WORK TO BE COMPLETED: Pictures aside, write out the data exactly as it reads.

RECORDS FOR THE EXERCISE:
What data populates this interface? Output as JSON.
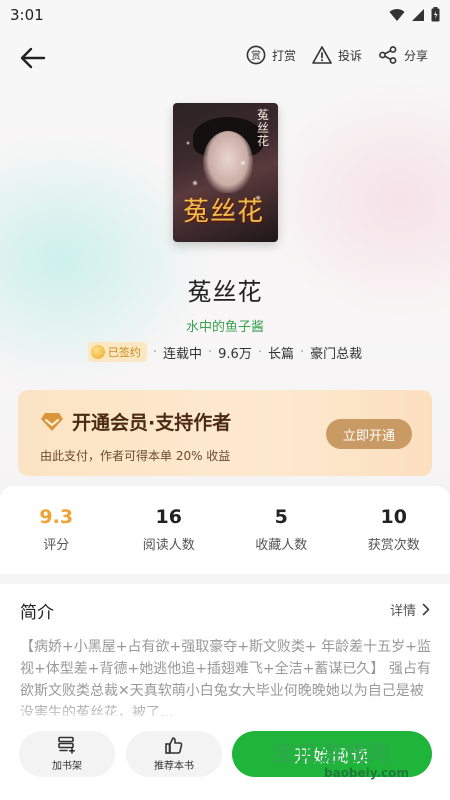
{
  "status_bar": {
    "time": "3:01"
  },
  "nav": {
    "reward_label": "打赏",
    "reward_icon_text": "赏",
    "report_label": "投诉",
    "share_label": "分享"
  },
  "book": {
    "cover_vertical_title": "菟丝花",
    "cover_title": "菟丝花",
    "title": "菟丝花",
    "author": "水中的鱼子酱",
    "signed_label": "已签约",
    "status": "连载中",
    "word_count": "9.6万",
    "length": "长篇",
    "genre": "豪门总裁"
  },
  "vip": {
    "title": "开通会员·支持作者",
    "subtitle": "由此支付，作者可得本单 20% 收益",
    "button": "立即开通"
  },
  "stats": [
    {
      "value": "9.3",
      "label": "评分"
    },
    {
      "value": "16",
      "label": "阅读人数"
    },
    {
      "value": "5",
      "label": "收藏人数"
    },
    {
      "value": "10",
      "label": "获赏次数"
    }
  ],
  "intro": {
    "title": "简介",
    "more": "详情",
    "text": "【病娇+小黑屋+占有欲+强取豪夺+斯文败类+ 年龄差十五岁+监视+体型差+背德+她逃他追+插翅难飞+全洁+蓄谋已久】 强占有欲斯文败类总裁✕天真软萌小白兔女大毕业何晚晚她以为自己是被没害生的菟丝花，被了..."
  },
  "bottom": {
    "shelf_label": "加书架",
    "recommend_label": "推荐本书",
    "read_label": "开始阅读"
  },
  "watermark": {
    "text": "宝贝游戏网",
    "url": "baobeiy.com"
  },
  "colors": {
    "accent_green": "#1fb53b",
    "author_green": "#3aa24e",
    "rating_orange": "#f0a233",
    "vip_button": "#c99a63"
  }
}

TASK SOLUTION:
What data populates this interface? Output as JSON.
{
  "status_bar": {
    "time": "3:01"
  },
  "nav": {
    "reward_label": "打赏",
    "reward_icon_text": "赏",
    "report_label": "投诉",
    "share_label": "分享"
  },
  "book": {
    "cover_vertical_title": "菟丝花",
    "cover_title": "菟丝花",
    "title": "菟丝花",
    "author": "水中的鱼子酱",
    "signed_label": "已签约",
    "status": "连载中",
    "word_count": "9.6万",
    "length": "长篇",
    "genre": "豪门总裁"
  },
  "vip": {
    "title": "开通会员·支持作者",
    "subtitle": "由此支付，作者可得本单 20% 收益",
    "button": "立即开通"
  },
  "stats": [
    {
      "value": "9.3",
      "label": "评分"
    },
    {
      "value": "16",
      "label": "阅读人数"
    },
    {
      "value": "5",
      "label": "收藏人数"
    },
    {
      "value": "10",
      "label": "获赏次数"
    }
  ],
  "intro": {
    "title": "简介",
    "more": "详情",
    "text": "【病娇+小黑屋+占有欲+强取豪夺+斯文败类+ 年龄差十五岁+监视+体型差+背德+她逃他追+插翅难飞+全洁+蓄谋已久】 强占有欲斯文败类总裁✕天真软萌小白兔女大毕业何晚晚她以为自己是被没害生的菟丝花，被了..."
  },
  "bottom": {
    "shelf_label": "加书架",
    "recommend_label": "推荐本书",
    "read_label": "开始阅读"
  },
  "watermark": {
    "text": "宝贝游戏网",
    "url": "baobeiy.com"
  },
  "colors": {
    "accent_green": "#1fb53b",
    "author_green": "#3aa24e",
    "rating_orange": "#f0a233",
    "vip_button": "#c99a63"
  }
}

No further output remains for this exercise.